The daily meeting is led by a project manager, and starts with a review of safety. Recent incident reports are reviewed, special work permits for the day are discussed, and a safety topic is addressed with the team. A work plan for the day is then reviewed, with the goal that all team members understand what is expected of them. The meeting closes with the opportunity for team members to ask for help or information. Requests that cannot be addressed in the meeting are recorded on the Gemba board, and the project manager leads their resolution. The meetings are normally five to ten minutes in duration.
A Gemba board is most frequently a large white dry erase board, mounted on wheels, so it can be moved around the job site as work progresses. The board contains information and KPIs on the core categories of Safety, Quality, Delivery and Cost. Safety has been addressed earlier in this article, while quality means performance of the machinery at specified levels. An example of quality is when the machine sterilization sequence achieves the proper kill rate in the specified time window. It can also mean that packages are properly sealed and meet inspection test requirements.

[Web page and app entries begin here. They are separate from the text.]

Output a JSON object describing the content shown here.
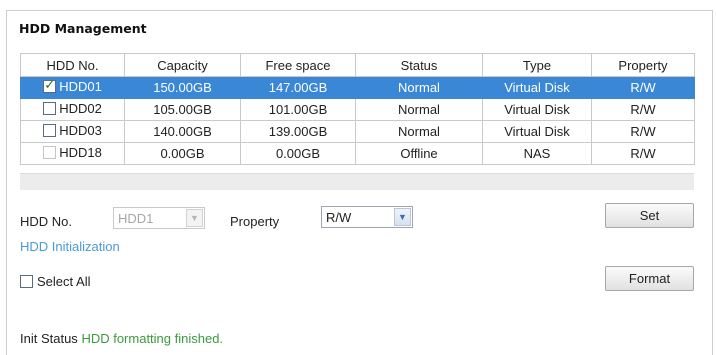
{
  "section": {
    "title": "HDD Management"
  },
  "table": {
    "headers": [
      "HDD No.",
      "Capacity",
      "Free space",
      "Status",
      "Type",
      "Property"
    ],
    "rows": [
      {
        "hdd": "HDD01",
        "capacity": "150.00GB",
        "free": "147.00GB",
        "status": "Normal",
        "type": "Virtual Disk",
        "property": "R/W",
        "checked": true,
        "selected": true
      },
      {
        "hdd": "HDD02",
        "capacity": "105.00GB",
        "free": "101.00GB",
        "status": "Normal",
        "type": "Virtual Disk",
        "property": "R/W",
        "checked": false,
        "selected": false
      },
      {
        "hdd": "HDD03",
        "capacity": "140.00GB",
        "free": "139.00GB",
        "status": "Normal",
        "type": "Virtual Disk",
        "property": "R/W",
        "checked": false,
        "selected": false
      },
      {
        "hdd": "HDD18",
        "capacity": "0.00GB",
        "free": "0.00GB",
        "status": "Offline",
        "type": "NAS",
        "property": "R/W",
        "checked": false,
        "selected": false,
        "disabled": true
      }
    ]
  },
  "controls": {
    "hdd_no_label": "HDD No.",
    "hdd_no_value": "HDD1",
    "property_label": "Property",
    "property_value": "R/W",
    "set_button": "Set",
    "hdd_init_link": "HDD Initialization",
    "select_all_label": "Select All",
    "format_button": "Format",
    "init_status_label": "Init Status",
    "init_status_value": "HDD formatting finished."
  },
  "colors": {
    "selected_row": "#3a87d6",
    "link": "#4a9ad6",
    "status_ok": "#3d9a3d"
  }
}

Delivery in a project context means adhering to the project timeline. Schedules should be posted on the Gemba board in at least two timescales. First, is the overall project schedule, which shows at a high level all work needed to bring the equipment into production. Second, is a plan for the next several days or week, communicating what each team member is focused on achieving. Third, an optional timescale can show activity planned in the next several weeks, which gives team members the opportunity to help others or work ahead, if their own work is completed ahead of schedule.
Cost on the Gemba board means both the cost to implement the installation and startup phase of the project, and the cost to achieve quality production. Actual progress compared with goals are easily tracked over time, and posted on the board so the team can receive feedback on their results.
5S is a core Lean tool, and its essence is a well-organized and clearly identified workplace. This can be particularly challenging in a project environment, where the production floor begins as an empty field, and is transformed into a clean area for food production. At a high level, hand tools should be returned each day to toolboxes or workbenches, and materials should be stored in a central area and be well organized. Signage and tape lines on the floor are ways to communicate where tools are materials are to be placed. The benefit of the effort to implement 5S is that team members are more efficient in their work, which supports the goals of safety, quality, delivery and cost.
In summary, Lean Daily Management is a powerful approach to quickly and reliably bring food production machinery into quality production. Lean Daily Management is based on continuous improvement tools originating in the Toyota Production System, emphasizing Safety, Quality, Delivery and Cost. This process brings together all the necessary stakeholders to the project site, so that value can be delivered and work can be progressed continuously. Team members and associates from all levels in the organization of food manufacturer and equipment supplier are welcomed into the process, thereby increasing engagement, which ultimately gets the job done faster and with higher quality.